By 10.30 blood tests had been done and a bit later I was wheeled to the operating theatre. The hospital is brand new and was opened in March 2002. I don't know why it should, but a brand new clean hospital fills you with greater confidence than an old Victorian workhouse building however great the care.

When I woke up I had on an oxygen mask which remained on for 12 hours and I came around faster than ever before after a general anaesthetic. It was 21 years since my last general anaesthetic so I was amazed at how fast I came round. I also noticed I was not given a pre-med injection as previously, so maybe lack of an extra sedative helps you come around feeling less zonked. Since then I've discovered that huge advances have been made in the administration of anaesthetic drugs in the past 15 years. Later in the evening I did feel dizzy as the effects came back, but recovery was swift. The consultant said they had taken 6 biopsies from the nose, mouth and throat and would have pathology tests back at my next appointment.

My throat felt very sore. On the side where the lump was removed the soreness reminded me of a one sided tonsillectomy operation. Modern materials were used to hold the bulk of the incision together. Only one stitch was placed centrally, the rest held by tape. Weeks later I suspected some kind of glue had been used as a fine hair like substance sometimes came away from it.

The following afternoon I was discharged. On the way out we picked up a prescription drink for me to have a CT body scan on the coming Thursday. Once home I spent time immediately surfing looking up CT scans. I felt very wary of this procedure.  Read more about the CT Scan, the MRI scan and the Pelvic Ultrasound here.   Read about the mould and mask for radiotherapy being made here.

Home - wonderful.  I can tell you there is nothing quite like your own bed for comfort.


Click below to go to related pages:-


Head & Neck Cancer Diary & Radiotherapy After Effects

Click below to go to other related pages:-



For superb Victorian or Edwardian
re-enactment costumes in USA, try the reproduction costume range at:
Recollections for Victorian and Edwardian costumes

Custom Search

About looks at women's costume and fashion history and analyses the mood of an era.  Changes in technology, leisure, work, cultural and moral values. Homelife and politics also contribute to lifestyle trends, which in turn influence the clothes we wear.  These are the changes that make any era of society special in relation to the study of the costume of a period.Fashion History can take no responsibility for any information on the site which may cause you error, loss or costs incurred from use of the information and links either directly or indirectly.  This site is owned, designed, written and developed by author: Pauline Thomas and Guy Thomas. This site is designed to be viewed in 1024 X 768 or higher.

ALL RIGHTS RESERVED. reserves the right to add or delete information, graphics and links.  Copyright © 2001-2014 on all content, text and images in  Images and text in this website may not be used on other websites.

Before you write to me for costume/fashion help or information please, please consult the extensive sitemap which lists all our pages.   If you still cannot find the answer after searching the site, then before you email me, please consider if you are prepared to make a donation to the website.

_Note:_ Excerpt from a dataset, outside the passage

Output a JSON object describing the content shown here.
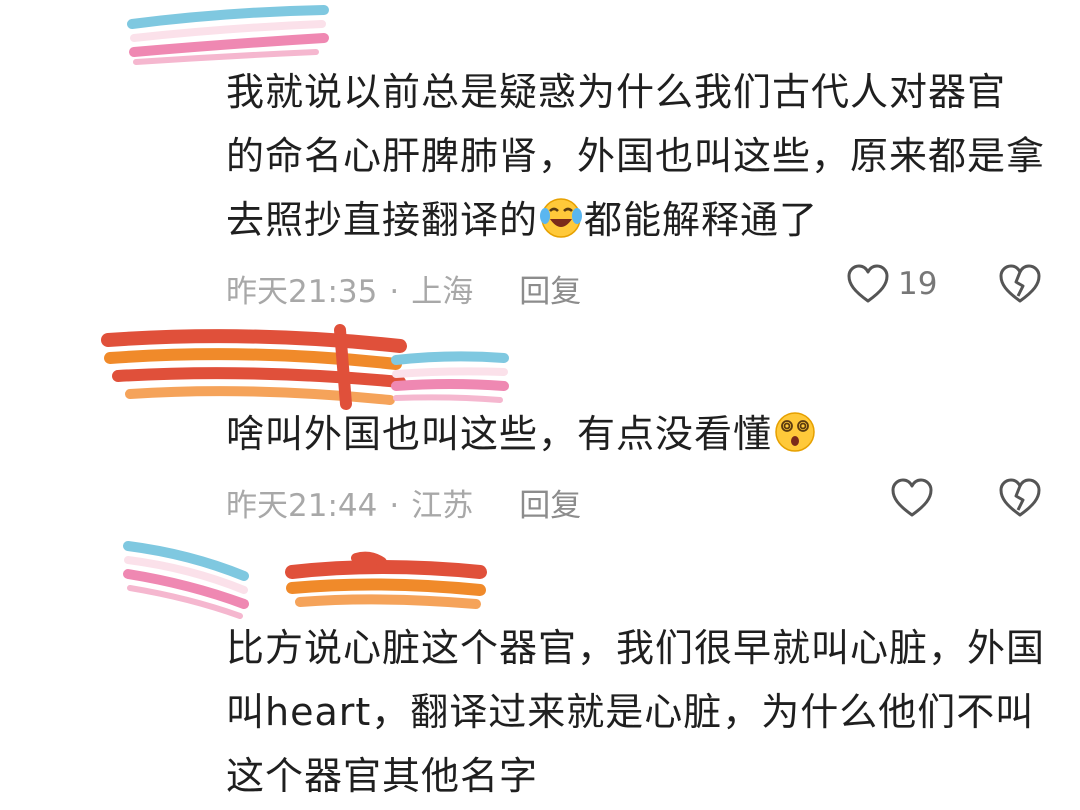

Reader's donations help this site flourish, in particular donations encourage me to write more articles on fashion history as well as current trends.  PayPal allows anyone with a credit card to donate easily and securely. You may donate any sum you feel appropriate.